Lhakpa Quendren

The well-being and healthcare requirements of elderly people aged 60 to 79 years are lacking in Paro despite the changes in health policy and planning.

According to a recent study by a group of doctors and a nursing lecturer, the overall quality of life for the elderly in Paro is below the average, with their physical health being comparatively lower.

The study on the ‘quality of life and health needs among the aged 60-79 years in Paro’ covers 403 elderly participants, including 233 females, in Naja, Dogar, Shaba, and Lyungni gewogs.

The study revealed that the elderly were protected by the traditional values of extended families and community unity until recently. “However, rapid change in demographic patterns is affecting the informal care and support provided to elderly family members.”

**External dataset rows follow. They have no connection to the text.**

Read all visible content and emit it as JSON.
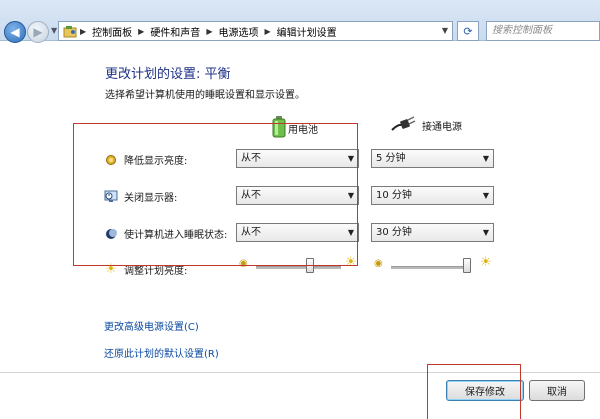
{
  "address_bar": {
    "breadcrumbs": [
      "控制面板",
      "硬件和声音",
      "电源选项",
      "编辑计划设置"
    ],
    "search_placeholder": "搜索控制面板",
    "icons": {
      "back": "arrow-left-icon",
      "forward": "arrow-right-icon",
      "refresh": "refresh-icon",
      "folder": "control-panel-icon"
    }
  },
  "page": {
    "title": "更改计划的设置: 平衡",
    "subtitle": "选择希望计算机使用的睡眠设置和显示设置。",
    "columns": {
      "battery": "用电池",
      "plugged": "接通电源"
    }
  },
  "settings": [
    {
      "label": "降低显示亮度:",
      "icon": "dim-brightness-icon",
      "battery": "从不",
      "plugged": "5 分钟"
    },
    {
      "label": "关闭显示器:",
      "icon": "monitor-clock-icon",
      "battery": "从不",
      "plugged": "10 分钟"
    },
    {
      "label": "使计算机进入睡眠状态:",
      "icon": "moon-icon",
      "battery": "从不",
      "plugged": "30 分钟"
    }
  ],
  "brightness": {
    "label": "调整计划亮度:",
    "icon": "sun-icon",
    "battery_level": 0.65,
    "plugged_level": 1.0
  },
  "links": {
    "advanced": "更改高级电源设置(C)",
    "restore": "还原此计划的默认设置(R)"
  },
  "buttons": {
    "save": "保存修改",
    "cancel": "取消"
  },
  "colors": {
    "title": "#1e3287",
    "link": "#0b4aa1",
    "annotation": "#c0392b"
  }
}
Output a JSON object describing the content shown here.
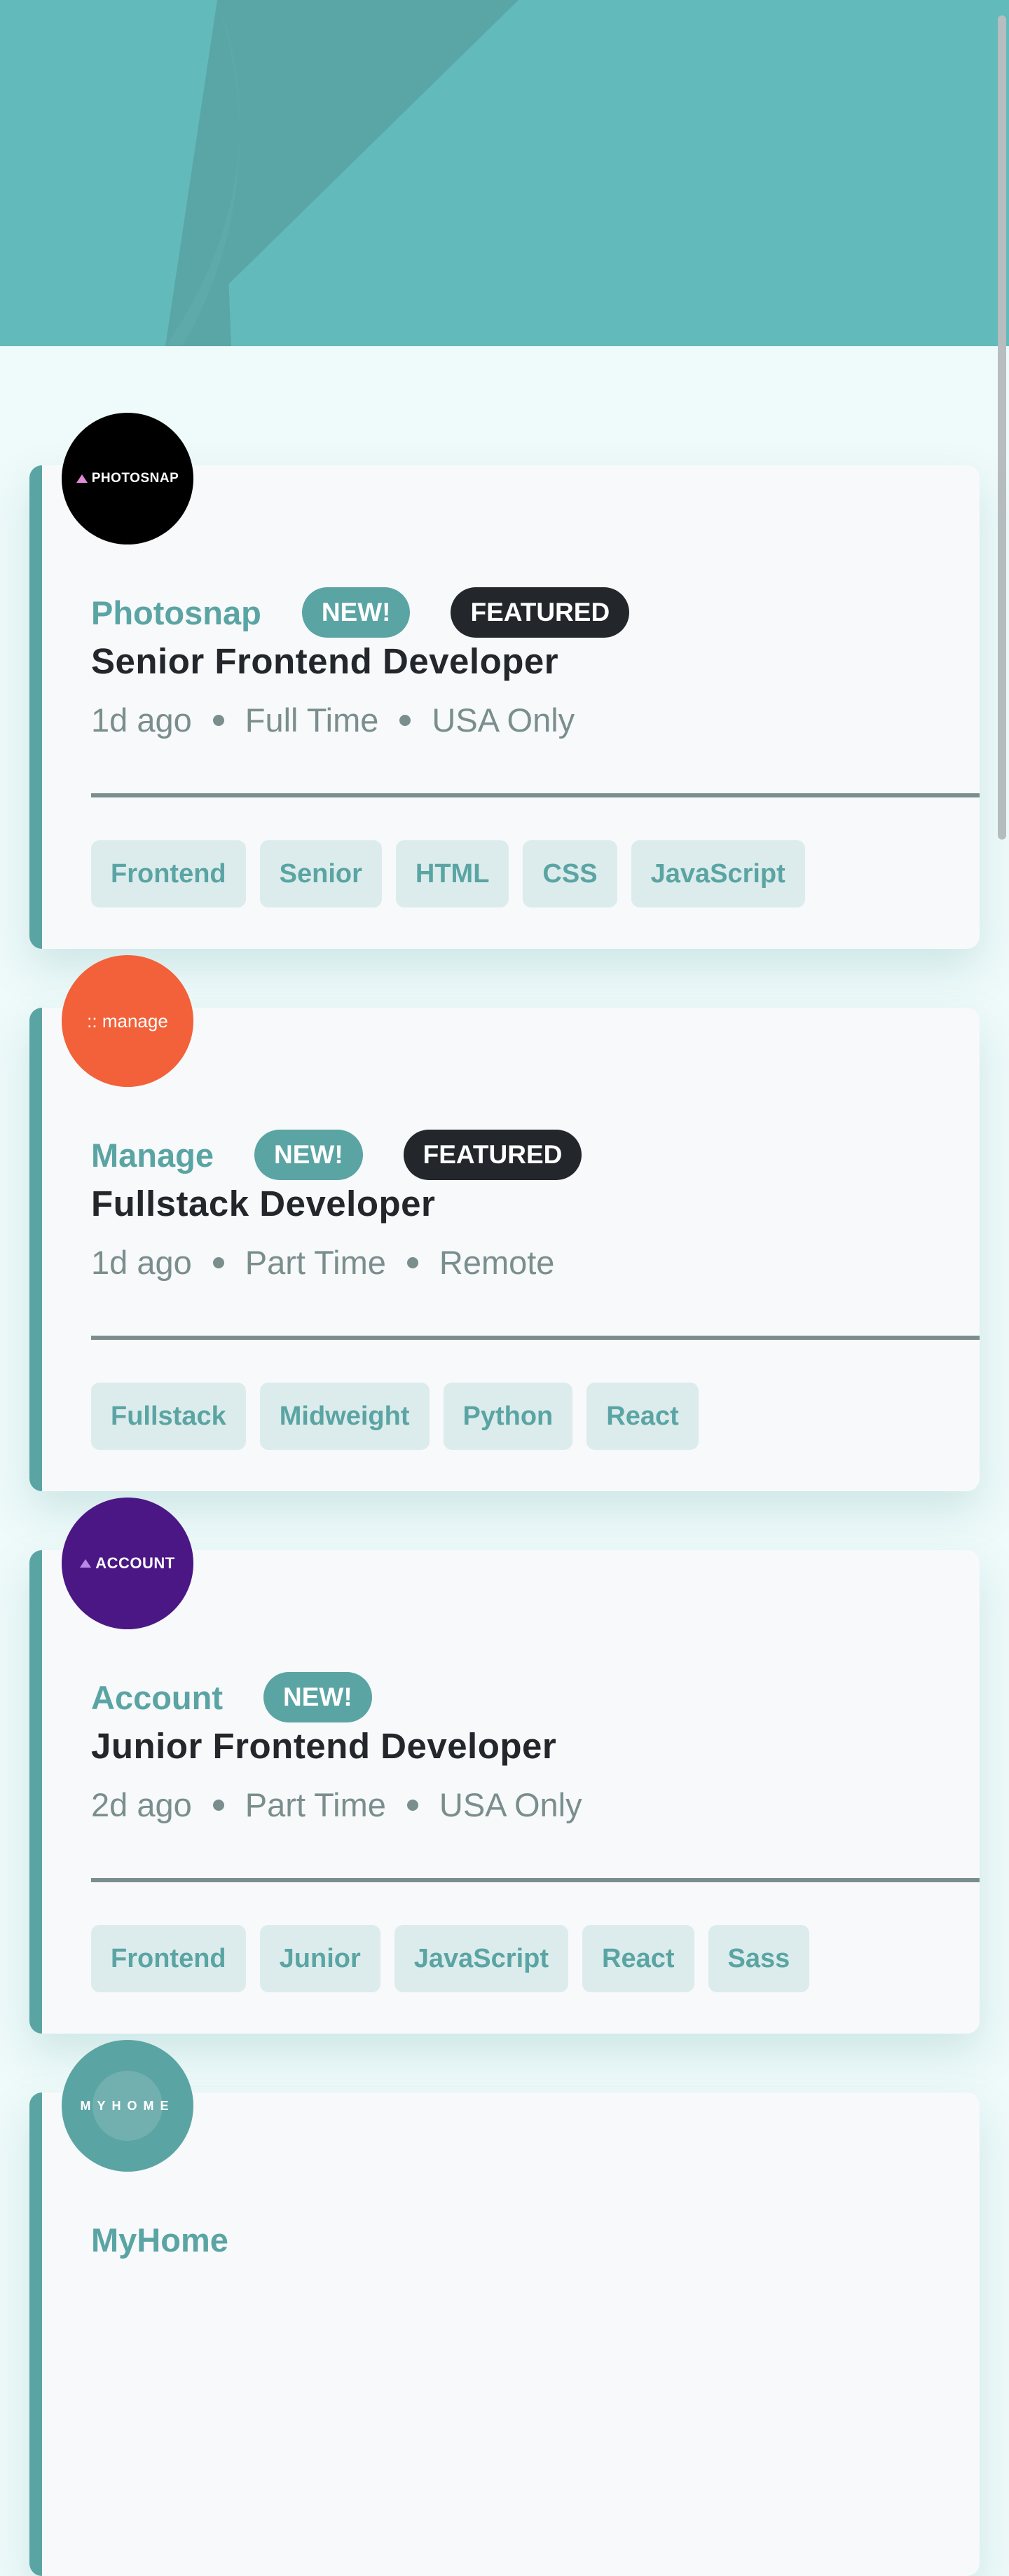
{
  "header": {
    "background_color": "#63baba"
  },
  "jobs": [
    {
      "company": "Photosnap",
      "logo": {
        "text": "PHOTOSNAP",
        "bg": "#000000",
        "mark": "triangle-icon"
      },
      "new_label": "NEW!",
      "featured_label": "FEATURED",
      "position": "Senior Frontend Developer",
      "posted": "1d ago",
      "contract": "Full Time",
      "location": "USA Only",
      "tags": [
        "Frontend",
        "Senior",
        "HTML",
        "CSS",
        "JavaScript"
      ]
    },
    {
      "company": "Manage",
      "logo": {
        "text": ":: manage",
        "bg": "#f26139"
      },
      "new_label": "NEW!",
      "featured_label": "FEATURED",
      "position": "Fullstack Developer",
      "posted": "1d ago",
      "contract": "Part Time",
      "location": "Remote",
      "tags": [
        "Fullstack",
        "Midweight",
        "Python",
        "React"
      ]
    },
    {
      "company": "Account",
      "logo": {
        "text": "ACCOUNT",
        "bg": "#4b1785",
        "mark": "triangle-icon"
      },
      "new_label": "NEW!",
      "position": "Junior Frontend Developer",
      "posted": "2d ago",
      "contract": "Part Time",
      "location": "USA Only",
      "tags": [
        "Frontend",
        "Junior",
        "JavaScript",
        "React",
        "Sass"
      ]
    },
    {
      "company": "MyHome",
      "logo": {
        "text": "MYHOME",
        "bg": "#5ba4a4"
      }
    }
  ]
}
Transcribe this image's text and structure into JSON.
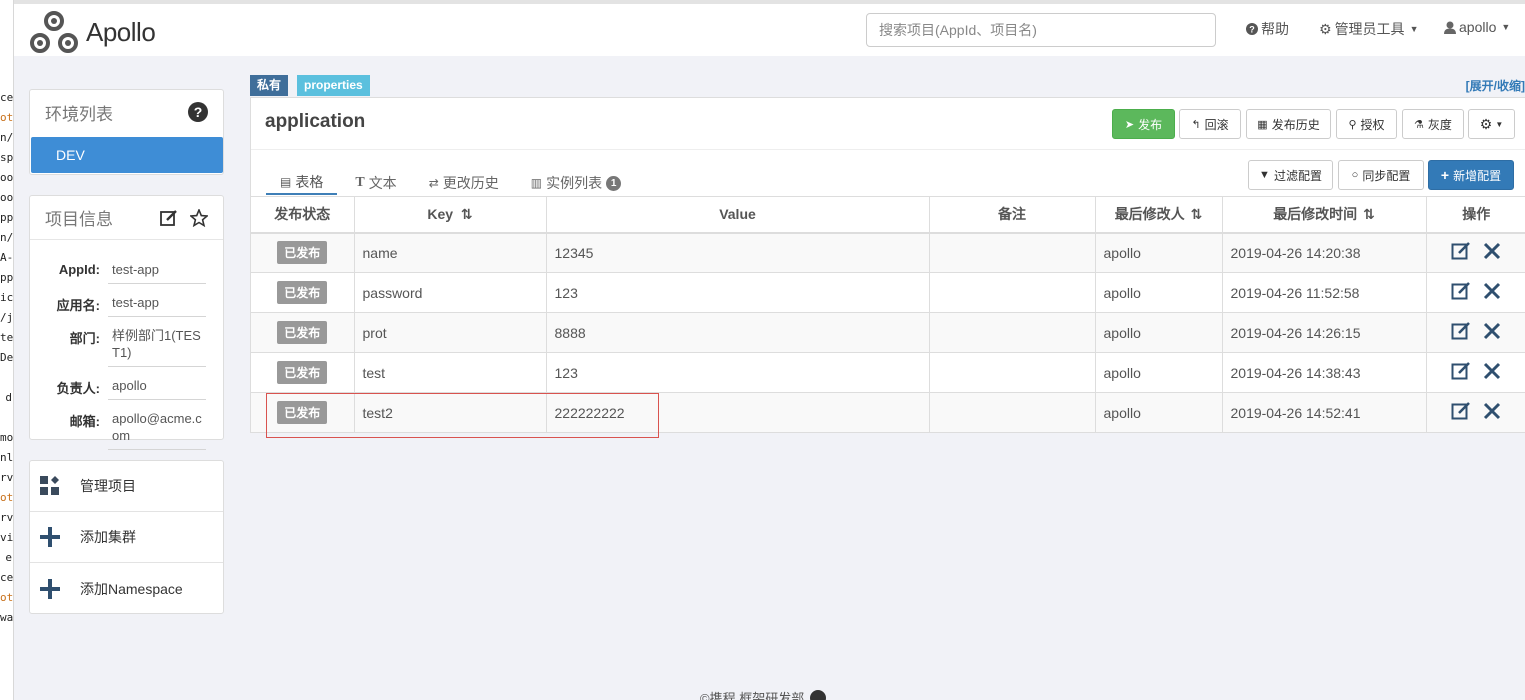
{
  "left_strip": [
    {
      "text": "ce",
      "orange": false
    },
    {
      "text": "ot",
      "orange": true
    },
    {
      "text": "n/",
      "orange": false
    },
    {
      "text": "sp",
      "orange": false
    },
    {
      "text": "oo",
      "orange": false
    },
    {
      "text": "oo",
      "orange": false
    },
    {
      "text": "pp",
      "orange": false
    },
    {
      "text": "n/",
      "orange": false
    },
    {
      "text": "A-",
      "orange": false
    },
    {
      "text": "pp",
      "orange": false
    },
    {
      "text": "ica",
      "orange": false
    },
    {
      "text": "/ja",
      "orange": false
    },
    {
      "text": "ter",
      "orange": false
    },
    {
      "text": "De",
      "orange": false
    },
    {
      "text": "",
      "orange": false
    },
    {
      "text": "d",
      "orange": false
    },
    {
      "text": "",
      "orange": false
    },
    {
      "text": "mo",
      "orange": false
    },
    {
      "text": "nl",
      "orange": false
    },
    {
      "text": "rve",
      "orange": false
    },
    {
      "text": "ot]",
      "orange": true
    },
    {
      "text": "rvi",
      "orange": false
    },
    {
      "text": "vic",
      "orange": false
    },
    {
      "text": "e",
      "orange": false
    },
    {
      "text": "ce",
      "orange": false
    },
    {
      "text": "ot]",
      "orange": true
    },
    {
      "text": "way",
      "orange": false
    }
  ],
  "nav": {
    "logo_text": "Apollo",
    "search_placeholder": "搜索项目(AppId、项目名)",
    "help": "帮助",
    "admin_tools": "管理员工具",
    "user": "apollo"
  },
  "env_panel": {
    "title": "环境列表",
    "envs": [
      "DEV"
    ]
  },
  "project_info": {
    "title": "项目信息",
    "rows": [
      {
        "label": "AppId:",
        "value": "test-app"
      },
      {
        "label": "应用名:",
        "value": "test-app"
      },
      {
        "label": "部门:",
        "value": "样例部门1(TEST1)"
      },
      {
        "label": "负责人:",
        "value": "apollo"
      },
      {
        "label": "邮箱:",
        "value": "apollo@acme.com"
      }
    ]
  },
  "actions": {
    "manage_project": "管理项目",
    "add_cluster": "添加集群",
    "add_namespace": "添加Namespace"
  },
  "namespace": {
    "tag_private": "私有",
    "tag_format": "properties",
    "toggle": "[展开/收缩]",
    "name": "application",
    "buttons": {
      "publish": "发布",
      "rollback": "回滚",
      "history": "发布历史",
      "grant": "授权",
      "gray": "灰度"
    },
    "tabs": {
      "table": "表格",
      "text": "文本",
      "change_history": "更改历史",
      "instances": "实例列表",
      "instances_count": "1"
    },
    "toolbar": {
      "filter": "过滤配置",
      "sync": "同步配置",
      "add": "新增配置"
    },
    "columns": {
      "status": "发布状态",
      "key": "Key",
      "value": "Value",
      "comment": "备注",
      "modifier": "最后修改人",
      "modified_time": "最后修改时间",
      "ops": "操作"
    },
    "rows": [
      {
        "status": "已发布",
        "key": "name",
        "value": "12345",
        "comment": "",
        "modifier": "apollo",
        "time": "2019-04-26 14:20:38"
      },
      {
        "status": "已发布",
        "key": "password",
        "value": "123",
        "comment": "",
        "modifier": "apollo",
        "time": "2019-04-26 11:52:58"
      },
      {
        "status": "已发布",
        "key": "prot",
        "value": "8888",
        "comment": "",
        "modifier": "apollo",
        "time": "2019-04-26 14:26:15"
      },
      {
        "status": "已发布",
        "key": "test",
        "value": "123",
        "comment": "",
        "modifier": "apollo",
        "time": "2019-04-26 14:38:43"
      },
      {
        "status": "已发布",
        "key": "test2",
        "value": "222222222",
        "comment": "",
        "modifier": "apollo",
        "time": "2019-04-26 14:52:41"
      }
    ]
  },
  "footer": {
    "text": "©携程 框架研发部"
  },
  "colors": {
    "brand_blue": "#3e8dd6",
    "success": "#5cb85c",
    "primary": "#337ab7",
    "highlight": "#d9534f"
  }
}
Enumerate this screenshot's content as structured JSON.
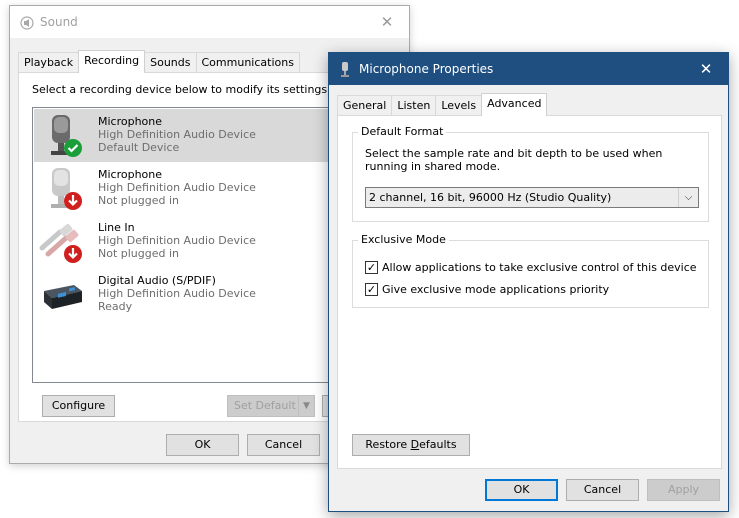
{
  "sound": {
    "title": "Sound",
    "tabs": [
      "Playback",
      "Recording",
      "Sounds",
      "Communications"
    ],
    "instruction": "Select a recording device below to modify its settings:",
    "devices": [
      {
        "name": "Microphone",
        "sub": "High Definition Audio Device",
        "state": "Default Device",
        "icon": "microphone-default-icon"
      },
      {
        "name": "Microphone",
        "sub": "High Definition Audio Device",
        "state": "Not plugged in",
        "icon": "microphone-unplugged-icon"
      },
      {
        "name": "Line In",
        "sub": "High Definition Audio Device",
        "state": "Not plugged in",
        "icon": "line-in-unplugged-icon"
      },
      {
        "name": "Digital Audio (S/PDIF)",
        "sub": "High Definition Audio Device",
        "state": "Ready",
        "icon": "digital-audio-icon"
      }
    ],
    "configure_label": "Configure",
    "set_default_label": "Set Default",
    "properties_label_partial": "P",
    "ok_label": "OK",
    "cancel_label": "Cancel"
  },
  "props": {
    "title": "Microphone Properties",
    "tabs": [
      "General",
      "Listen",
      "Levels",
      "Advanced"
    ],
    "default_format": {
      "label": "Default Format",
      "description": "Select the sample rate and bit depth to be used when running in shared mode.",
      "selected": "2 channel, 16 bit, 96000 Hz (Studio Quality)"
    },
    "exclusive": {
      "label": "Exclusive Mode",
      "options": [
        {
          "label": "Allow applications to take exclusive control of this device",
          "checked": true
        },
        {
          "label": "Give exclusive mode applications priority",
          "checked": true
        }
      ]
    },
    "restore_pre": "Restore ",
    "restore_u": "D",
    "restore_post": "efaults",
    "ok_label": "OK",
    "cancel_label": "Cancel",
    "apply_label": "Apply"
  },
  "colors": {
    "accent": "#0078d7",
    "titlebar_active": "#1e4f80",
    "check_green": "#1a9e3a",
    "unplugged_red": "#d01f1f"
  }
}
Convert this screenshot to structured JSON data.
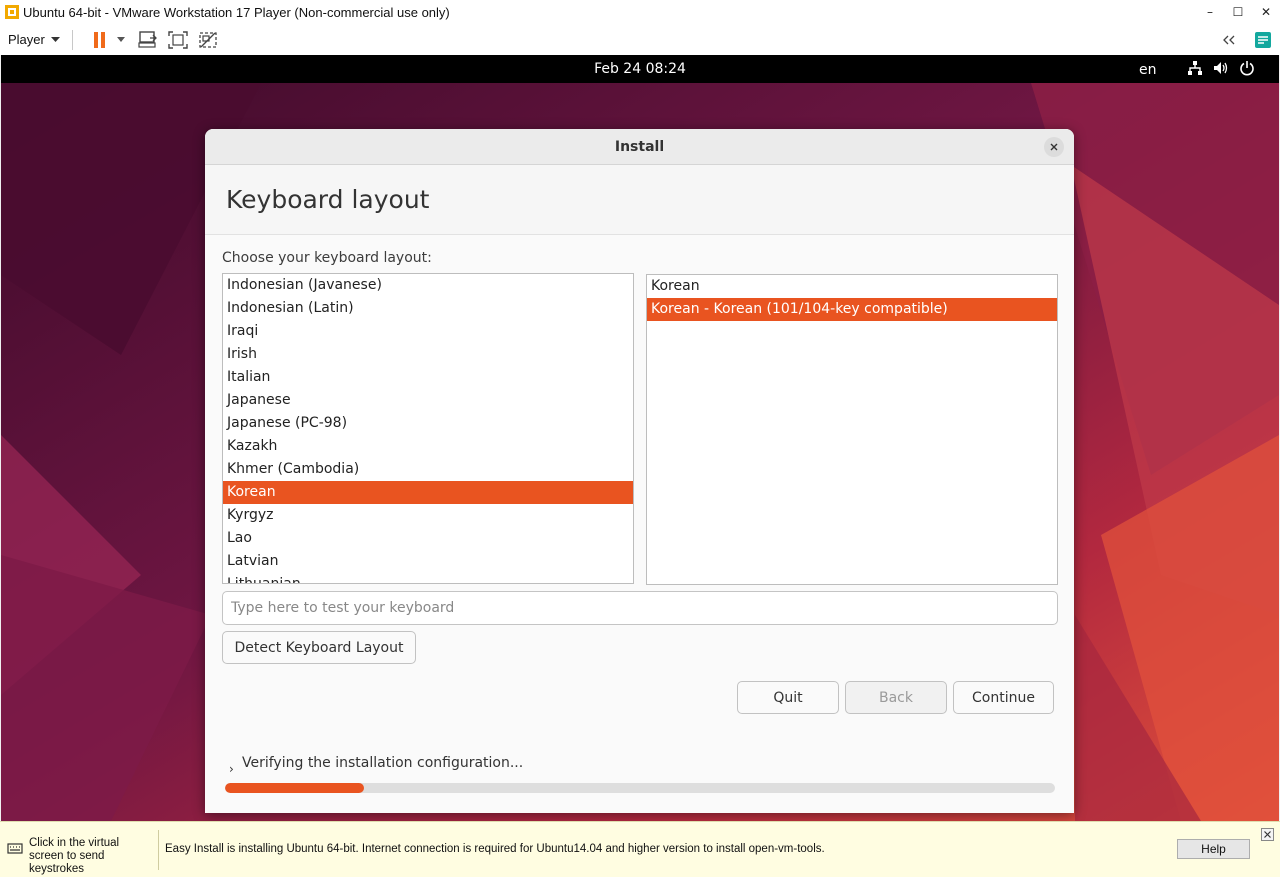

In the past, elderly people were regarded as productive members of the community because they would engage in regular work such as working in the fields, looking after grandchildren, and herding cattle, among others.

As the economic landscape evolves, young people are moving from rural to urban areas in search of better opportunities, leaving their elderly parents behind in rural communities.

This situation, according to the study, could lead to social isolation and poor health conditions for the elderly because many of them depend on financial support from their children.

“As people age, their health and quality of life become increasingly important considerations. The elderly population has unique health needs that must be addressed to ensure their well-being and maximize their quality of life,” said the authors.

Bhutan, like many developing nations, is witnessing a growing number of elderly populations due to better health, longer life expectancy, and a decline in the fertility rate. The life expectancy at birth was 66 years in 2005 and increased to 70.20 years in 2022.

According to the National Statistics Bureau (NSB), about 44,319 of the total population were aged above 60 years in 2005. This number increased to 58,804 by 2017, constituting 7.54 percent of the population.

Every Asian country has experienced the highest increase in its elderly population, with more than 50 percent of the world’s elderly people living in Asia.

The World Health Organization (WHO) reported that about three to 19 percent of the global population consisted of people aged 60 and above. The rising life expectancy contributes to the prevalence of chronic diseases, including mental health illnesses.


What can be done?

The study reveals that the ongoing socio-economic changes could gradually set a boundary to the traditional family care system, and this may have long-term implications.

The quality of life among elderly women was found lower compared to their male counterparts. Some major factors contributing to this difference included a higher incidence of symptoms associated with anxiety and depression among elderly women.

Elderly women experience a higher rate of psychological illnesses compared to elderly men. This is often attributed to cultural norms that restrict their outdoor exposure and financial barriers.

The study pointed out a widespread issue in accessing medical care services, which is the unavailability of reliable transportation to health centers for both routine checkups and emergencies. This lack of transportation services leads to delays and disruptions in the continuity of care.

“Transportation services as well as an effective logistics system should be planned and managed to assist those in need to access quality services in cases of emergencies, at night time, and during the weekend,” said the authors.

The study shows that married elderly scored below average in quality of life and physical dimension. One contributing factor is the quality of their marriage. In contrast, many other studies have reported that married elderly people tend to have a better quality of life compared to those who were never married, divorced, or separated.

Given that it has become an important area of concern for their well-being, the study calls for the need to implement plans and strategies to improve the quality of life for the elderly.

It recommended several strategies to address the barriers to accessing medical services, which can be implemented at community-based or hospital-based levels. These strategies include comprehensive priority services, establishing out-of-hour clinics, implementing long-term health monitoring, and fostering family and community engagement.

The study also recommends the need for the promotion of a new lifestyle that includes activities such as community groups, meditation, and yoga. “Moreover, it must be supported by education for old age and strengthen the respect for old people.”

Some factors affecting the quality of life include economic stability, cultural background, education level, and health condition, among others.